THE MICROBIOME SUMMIT
Sanitization has obliterated many infectious diseases. But at what cost to our health? Chronic disorders – like depression, autism, allergies, asthma and autoimmune disease – are on the rise.
Autism has been approached as a brain disease. But the “Robogut,” a simulated gut, is helping researchers better understand the microbiome, and ultimately autism, with the question – what if autism is a gut disease?
How are diet, depression and the microbiome all connected? Will the future see dieticians as part of mental health treatment teams? Changes in diet can shape our microbiome, and ultimately our brains.
Can a change in diet help major depressive disorder? A nutritional psychiatry researcher is leading studies to help answer this question and ultimately change the way that we approach mental health.
Could the microbiome and microbe metabolites (small molecules produced by bacteria that are able to communicate with our cells) be an early predictor of type 1 diabetes? One researcher is exploring the relationship between genetics, the microbiome, the environment and type 1 diabetes.

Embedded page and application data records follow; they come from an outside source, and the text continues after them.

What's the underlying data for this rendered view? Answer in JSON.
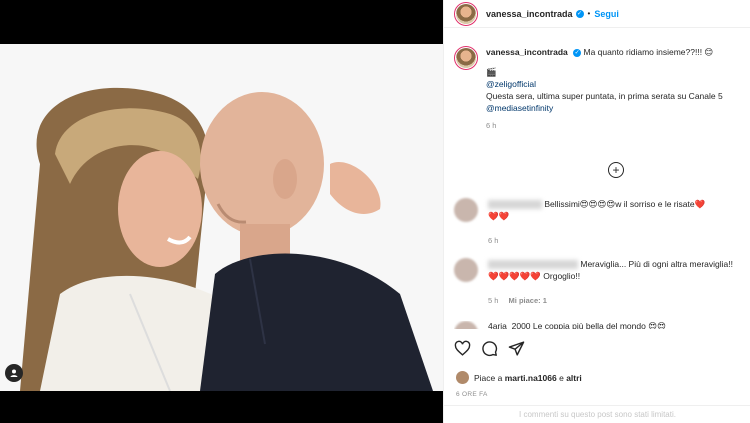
{
  "header": {
    "username": "vanessa_incontrada",
    "dot": "•",
    "follow_label": "Segui"
  },
  "caption": {
    "username": "vanessa_incontrada",
    "text": "Ma quanto ridiamo insieme??!!! 😊",
    "emoji_line": "🎬",
    "mention1": "@zeligofficial",
    "line2": "Questa sera, ultima super puntata, in prima serata su Canale 5",
    "mention2": "@mediasetinfinity",
    "time": "6 h"
  },
  "load_more": "+",
  "comments": [
    {
      "text": "Bellissimi😍😍😍😍w il sorriso e le risate❤️",
      "hearts": "❤️❤️",
      "time": "6 h",
      "like": ""
    },
    {
      "text": "Meraviglia... Più di ogni altra meraviglia!!",
      "hearts": "❤️❤️❤️❤️❤️ Orgoglio!!",
      "time": "5 h",
      "like": "Mi piace: 1"
    },
    {
      "text": "4aria_2000 Le coppia più bella del mondo 😍😍",
      "hearts": "",
      "time": "",
      "like": ""
    }
  ],
  "likes": {
    "prefix": "Piace a",
    "user": "marti.na1066",
    "mid": "e",
    "others": "altri"
  },
  "ago": "6 ORE FA",
  "footer": "I commenti su questo post sono stati limitati."
}
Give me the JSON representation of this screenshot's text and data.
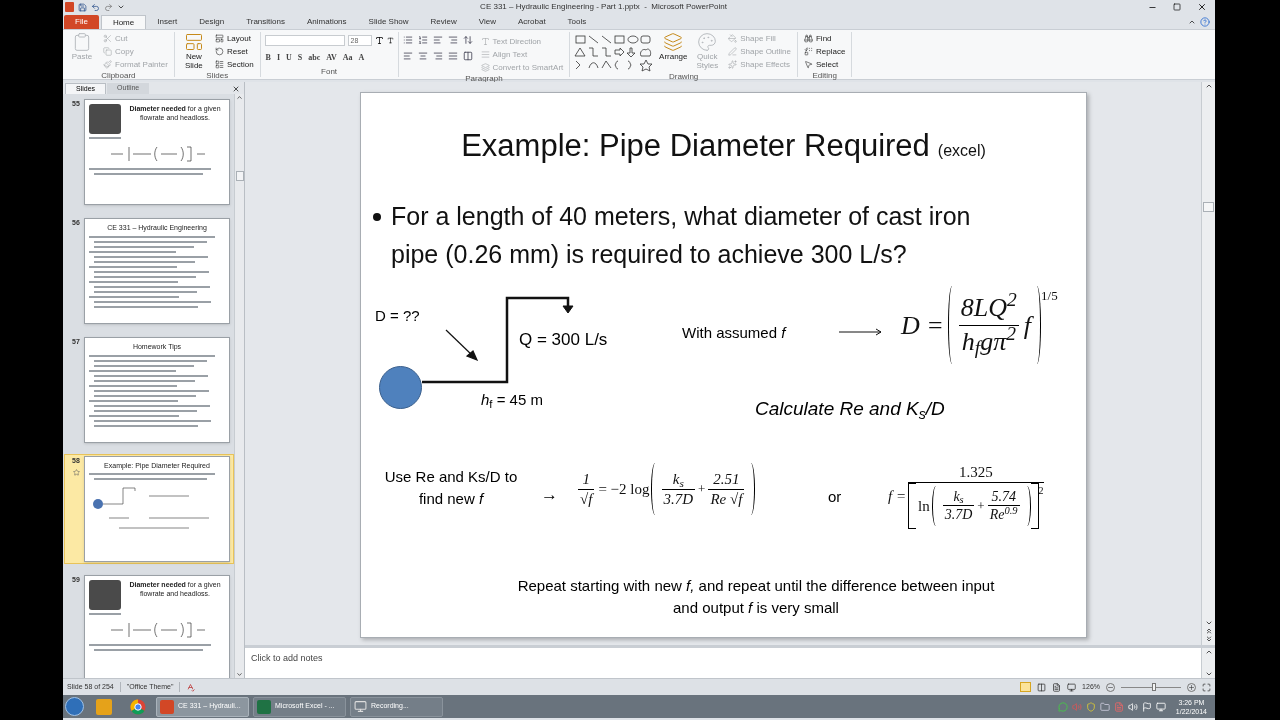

The first 100 days of life are critical to a child’s microbiome. A blockbuster study examined why children who are given antibiotics in their first year of life have higher rates of asthma. This research identified four gut microbes that are necessary to prevent the development of asthma.